Content starts
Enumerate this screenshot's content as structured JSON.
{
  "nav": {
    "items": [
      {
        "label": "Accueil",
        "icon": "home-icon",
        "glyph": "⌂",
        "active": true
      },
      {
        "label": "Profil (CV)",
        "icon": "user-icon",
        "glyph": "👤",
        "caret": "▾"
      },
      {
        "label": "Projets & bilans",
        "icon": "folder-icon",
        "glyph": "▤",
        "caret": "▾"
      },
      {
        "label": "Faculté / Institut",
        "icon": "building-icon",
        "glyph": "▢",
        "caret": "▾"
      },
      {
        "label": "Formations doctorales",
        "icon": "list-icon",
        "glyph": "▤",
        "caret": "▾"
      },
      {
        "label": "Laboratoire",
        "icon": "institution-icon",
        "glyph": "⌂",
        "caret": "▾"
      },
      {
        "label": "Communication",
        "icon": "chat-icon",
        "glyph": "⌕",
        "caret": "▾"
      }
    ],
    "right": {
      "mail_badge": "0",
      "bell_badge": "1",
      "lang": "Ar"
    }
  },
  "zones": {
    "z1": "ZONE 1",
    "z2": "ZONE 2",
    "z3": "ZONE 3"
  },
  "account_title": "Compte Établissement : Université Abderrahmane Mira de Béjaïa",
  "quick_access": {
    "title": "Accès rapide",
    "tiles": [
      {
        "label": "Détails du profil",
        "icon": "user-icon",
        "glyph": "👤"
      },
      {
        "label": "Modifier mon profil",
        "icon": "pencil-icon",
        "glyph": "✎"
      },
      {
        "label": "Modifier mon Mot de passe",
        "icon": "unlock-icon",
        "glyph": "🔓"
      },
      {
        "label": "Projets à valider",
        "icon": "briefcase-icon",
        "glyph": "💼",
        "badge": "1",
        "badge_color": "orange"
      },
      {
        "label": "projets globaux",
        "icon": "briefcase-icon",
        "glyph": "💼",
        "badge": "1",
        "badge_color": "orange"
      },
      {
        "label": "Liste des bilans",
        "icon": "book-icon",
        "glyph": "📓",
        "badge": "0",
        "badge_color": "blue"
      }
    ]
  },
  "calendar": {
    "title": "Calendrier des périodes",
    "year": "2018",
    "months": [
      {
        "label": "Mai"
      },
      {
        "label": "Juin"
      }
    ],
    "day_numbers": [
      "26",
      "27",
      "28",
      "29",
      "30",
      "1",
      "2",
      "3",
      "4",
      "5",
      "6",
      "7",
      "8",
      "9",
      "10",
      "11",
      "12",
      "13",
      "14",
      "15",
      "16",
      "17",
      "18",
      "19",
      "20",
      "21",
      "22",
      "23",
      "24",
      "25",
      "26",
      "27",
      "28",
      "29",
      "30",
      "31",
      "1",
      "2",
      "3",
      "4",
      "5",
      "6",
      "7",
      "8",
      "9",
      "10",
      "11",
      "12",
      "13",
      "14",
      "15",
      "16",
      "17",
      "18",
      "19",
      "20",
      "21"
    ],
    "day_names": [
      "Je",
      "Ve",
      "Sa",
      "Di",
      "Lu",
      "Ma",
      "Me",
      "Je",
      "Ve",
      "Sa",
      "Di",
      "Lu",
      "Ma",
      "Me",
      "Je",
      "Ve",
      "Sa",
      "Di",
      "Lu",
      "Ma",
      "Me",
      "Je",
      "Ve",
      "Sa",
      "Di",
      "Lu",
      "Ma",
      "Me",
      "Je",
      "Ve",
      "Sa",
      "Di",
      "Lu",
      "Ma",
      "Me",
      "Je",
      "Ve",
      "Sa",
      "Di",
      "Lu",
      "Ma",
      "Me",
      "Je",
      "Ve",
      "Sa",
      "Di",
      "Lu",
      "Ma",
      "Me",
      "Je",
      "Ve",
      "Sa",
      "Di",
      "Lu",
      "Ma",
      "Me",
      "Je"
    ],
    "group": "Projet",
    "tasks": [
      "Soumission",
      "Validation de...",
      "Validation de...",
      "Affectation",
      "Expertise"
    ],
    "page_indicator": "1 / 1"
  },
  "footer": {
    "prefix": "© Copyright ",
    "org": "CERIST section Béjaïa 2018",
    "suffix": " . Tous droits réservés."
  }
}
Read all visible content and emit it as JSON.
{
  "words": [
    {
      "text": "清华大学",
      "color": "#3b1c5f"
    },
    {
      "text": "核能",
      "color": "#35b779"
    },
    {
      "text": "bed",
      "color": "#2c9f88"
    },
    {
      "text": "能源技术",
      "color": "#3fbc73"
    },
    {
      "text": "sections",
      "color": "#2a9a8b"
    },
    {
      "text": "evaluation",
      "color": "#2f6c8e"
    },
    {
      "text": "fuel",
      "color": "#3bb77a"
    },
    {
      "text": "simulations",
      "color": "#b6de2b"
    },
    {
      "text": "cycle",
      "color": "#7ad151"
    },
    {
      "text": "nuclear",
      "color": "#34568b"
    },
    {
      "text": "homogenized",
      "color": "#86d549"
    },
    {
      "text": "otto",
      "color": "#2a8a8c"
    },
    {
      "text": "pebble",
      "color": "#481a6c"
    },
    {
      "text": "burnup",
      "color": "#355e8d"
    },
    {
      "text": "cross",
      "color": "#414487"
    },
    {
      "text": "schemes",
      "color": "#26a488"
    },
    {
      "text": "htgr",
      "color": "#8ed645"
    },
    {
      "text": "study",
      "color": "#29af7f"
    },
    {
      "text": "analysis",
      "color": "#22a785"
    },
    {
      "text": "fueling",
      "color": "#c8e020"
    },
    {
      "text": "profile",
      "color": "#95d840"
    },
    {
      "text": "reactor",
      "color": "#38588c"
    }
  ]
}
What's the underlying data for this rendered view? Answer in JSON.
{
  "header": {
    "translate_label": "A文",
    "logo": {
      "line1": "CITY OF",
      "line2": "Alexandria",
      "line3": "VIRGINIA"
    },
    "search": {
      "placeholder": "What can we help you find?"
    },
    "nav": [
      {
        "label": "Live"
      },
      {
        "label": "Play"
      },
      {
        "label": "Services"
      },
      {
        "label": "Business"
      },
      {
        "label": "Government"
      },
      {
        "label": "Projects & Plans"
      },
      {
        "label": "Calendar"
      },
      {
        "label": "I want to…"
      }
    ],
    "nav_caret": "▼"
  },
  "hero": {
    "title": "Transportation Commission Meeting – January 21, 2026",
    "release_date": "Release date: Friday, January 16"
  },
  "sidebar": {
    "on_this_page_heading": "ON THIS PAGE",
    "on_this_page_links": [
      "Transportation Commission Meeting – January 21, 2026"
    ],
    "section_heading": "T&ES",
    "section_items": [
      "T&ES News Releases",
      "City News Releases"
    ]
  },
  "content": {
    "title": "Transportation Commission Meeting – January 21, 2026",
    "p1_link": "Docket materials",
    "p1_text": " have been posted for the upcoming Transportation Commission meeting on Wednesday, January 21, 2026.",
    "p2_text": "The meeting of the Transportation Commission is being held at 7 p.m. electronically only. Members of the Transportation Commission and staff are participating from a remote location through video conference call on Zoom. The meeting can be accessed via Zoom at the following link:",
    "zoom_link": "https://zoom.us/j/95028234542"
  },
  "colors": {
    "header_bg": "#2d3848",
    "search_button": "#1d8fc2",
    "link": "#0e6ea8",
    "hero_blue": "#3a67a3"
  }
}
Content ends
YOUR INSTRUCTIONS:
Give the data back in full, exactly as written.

WRITTEN SOLUTION:
Enumerate this screenshot's content as structured JSON.
{
  "nav": {
    "items": [
      {
        "label": "Accueil",
        "icon": "home-icon",
        "glyph": "⌂",
        "active": true
      },
      {
        "label": "Profil (CV)",
        "icon": "user-icon",
        "glyph": "👤",
        "caret": "▾"
      },
      {
        "label": "Projets & bilans",
        "icon": "folder-icon",
        "glyph": "▤",
        "caret": "▾"
      },
      {
        "label": "Faculté / Institut",
        "icon": "building-icon",
        "glyph": "▢",
        "caret": "▾"
      },
      {
        "label": "Formations doctorales",
        "icon": "list-icon",
        "glyph": "▤",
        "caret": "▾"
      },
      {
        "label": "Laboratoire",
        "icon": "institution-icon",
        "glyph": "⌂",
        "caret": "▾"
      },
      {
        "label": "Communication",
        "icon": "chat-icon",
        "glyph": "⌕",
        "caret": "▾"
      }
    ],
    "right": {
      "mail_badge": "0",
      "bell_badge": "1",
      "lang": "Ar"
    }
  },
  "zones": {
    "z1": "ZONE 1",
    "z2": "ZONE 2",
    "z3": "ZONE 3"
  },
  "account_title": "Compte Établissement : Université Abderrahmane Mira de Béjaïa",
  "quick_access": {
    "title": "Accès rapide",
    "tiles": [
      {
        "label": "Détails du profil",
        "icon": "user-icon",
        "glyph": "👤"
      },
      {
        "label": "Modifier mon profil",
        "icon": "pencil-icon",
        "glyph": "✎"
      },
      {
        "label": "Modifier mon Mot de passe",
        "icon": "unlock-icon",
        "glyph": "🔓"
      },
      {
        "label": "Projets à valider",
        "icon": "briefcase-icon",
        "glyph": "💼",
        "badge": "1",
        "badge_color": "orange"
      },
      {
        "label": "projets globaux",
        "icon": "briefcase-icon",
        "glyph": "💼",
        "badge": "1",
        "badge_color": "orange"
      },
      {
        "label": "Liste des bilans",
        "icon": "book-icon",
        "glyph": "📓",
        "badge": "0",
        "badge_color": "blue"
      }
    ]
  },
  "calendar": {
    "title": "Calendrier des périodes",
    "year": "2018",
    "months": [
      {
        "label": "Mai"
      },
      {
        "label": "Juin"
      }
    ],
    "day_numbers": [
      "26",
      "27",
      "28",
      "29",
      "30",
      "1",
      "2",
      "3",
      "4",
      "5",
      "6",
      "7",
      "8",
      "9",
      "10",
      "11",
      "12",
      "13",
      "14",
      "15",
      "16",
      "17",
      "18",
      "19",
      "20",
      "21",
      "22",
      "23",
      "24",
      "25",
      "26",
      "27",
      "28",
      "29",
      "30",
      "31",
      "1",
      "2",
      "3",
      "4",
      "5",
      "6",
      "7",
      "8",
      "9",
      "10",
      "11",
      "12",
      "13",
      "14",
      "15",
      "16",
      "17",
      "18",
      "19",
      "20",
      "21"
    ],
    "day_names": [
      "Je",
      "Ve",
      "Sa",
      "Di",
      "Lu",
      "Ma",
      "Me",
      "Je",
      "Ve",
      "Sa",
      "Di",
      "Lu",
      "Ma",
      "Me",
      "Je",
      "Ve",
      "Sa",
      "Di",
      "Lu",
      "Ma",
      "Me",
      "Je",
      "Ve",
      "Sa",
      "Di",
      "Lu",
      "Ma",
      "Me",
      "Je",
      "Ve",
      "Sa",
      "Di",
      "Lu",
      "Ma",
      "Me",
      "Je",
      "Ve",
      "Sa",
      "Di",
      "Lu",
      "Ma",
      "Me",
      "Je",
      "Ve",
      "Sa",
      "Di",
      "Lu",
      "Ma",
      "Me",
      "Je",
      "Ve",
      "Sa",
      "Di",
      "Lu",
      "Ma",
      "Me",
      "Je"
    ],
    "group": "Projet",
    "tasks": [
      "Soumission",
      "Validation de...",
      "Validation de...",
      "Affectation",
      "Expertise"
    ],
    "page_indicator": "1 / 1"
  },
  "footer": {
    "prefix": "© Copyright ",
    "org": "CERIST section Béjaïa 2018",
    "suffix": " . Tous droits réservés."
  }
}
Read all visible content and emit it as JSON.
{
  "words": [
    {
      "text": "清华大学",
      "color": "#3b1c5f"
    },
    {
      "text": "核能",
      "color": "#35b779"
    },
    {
      "text": "bed",
      "color": "#2c9f88"
    },
    {
      "text": "能源技术",
      "color": "#3fbc73"
    },
    {
      "text": "sections",
      "color": "#2a9a8b"
    },
    {
      "text": "evaluation",
      "color": "#2f6c8e"
    },
    {
      "text": "fuel",
      "color": "#3bb77a"
    },
    {
      "text": "simulations",
      "color": "#b6de2b"
    },
    {
      "text": "cycle",
      "color": "#7ad151"
    },
    {
      "text": "nuclear",
      "color": "#34568b"
    },
    {
      "text": "homogenized",
      "color": "#86d549"
    },
    {
      "text": "otto",
      "color": "#2a8a8c"
    },
    {
      "text": "pebble",
      "color": "#481a6c"
    },
    {
      "text": "burnup",
      "color": "#355e8d"
    },
    {
      "text": "cross",
      "color": "#414487"
    },
    {
      "text": "schemes",
      "color": "#26a488"
    },
    {
      "text": "htgr",
      "color": "#8ed645"
    },
    {
      "text": "study",
      "color": "#29af7f"
    },
    {
      "text": "analysis",
      "color": "#22a785"
    },
    {
      "text": "fueling",
      "color": "#c8e020"
    },
    {
      "text": "profile",
      "color": "#95d840"
    },
    {
      "text": "reactor",
      "color": "#38588c"
    }
  ]
}
What's the underlying data for this rendered view? Answer in JSON.
{
  "header": {
    "translate_label": "A文",
    "logo": {
      "line1": "CITY OF",
      "line2": "Alexandria",
      "line3": "VIRGINIA"
    },
    "search": {
      "placeholder": "What can we help you find?"
    },
    "nav": [
      {
        "label": "Live"
      },
      {
        "label": "Play"
      },
      {
        "label": "Services"
      },
      {
        "label": "Business"
      },
      {
        "label": "Government"
      },
      {
        "label": "Projects & Plans"
      },
      {
        "label": "Calendar"
      },
      {
        "label": "I want to…"
      }
    ],
    "nav_caret": "▼"
  },
  "hero": {
    "title": "Transportation Commission Meeting – January 21, 2026",
    "release_date": "Release date: Friday, January 16"
  },
  "sidebar": {
    "on_this_page_heading": "ON THIS PAGE",
    "on_this_page_links": [
      "Transportation Commission Meeting – January 21, 2026"
    ],
    "section_heading": "T&ES",
    "section_items": [
      "T&ES News Releases",
      "City News Releases"
    ]
  },
  "content": {
    "title": "Transportation Commission Meeting – January 21, 2026",
    "p1_link": "Docket materials",
    "p1_text": " have been posted for the upcoming Transportation Commission meeting on Wednesday, January 21, 2026.",
    "p2_text": "The meeting of the Transportation Commission is being held at 7 p.m. electronically only. Members of the Transportation Commission and staff are participating from a remote location through video conference call on Zoom. The meeting can be accessed via Zoom at the following link:",
    "zoom_link": "https://zoom.us/j/95028234542"
  },
  "colors": {
    "header_bg": "#2d3848",
    "search_button": "#1d8fc2",
    "link": "#0e6ea8",
    "hero_blue": "#3a67a3"
  }
}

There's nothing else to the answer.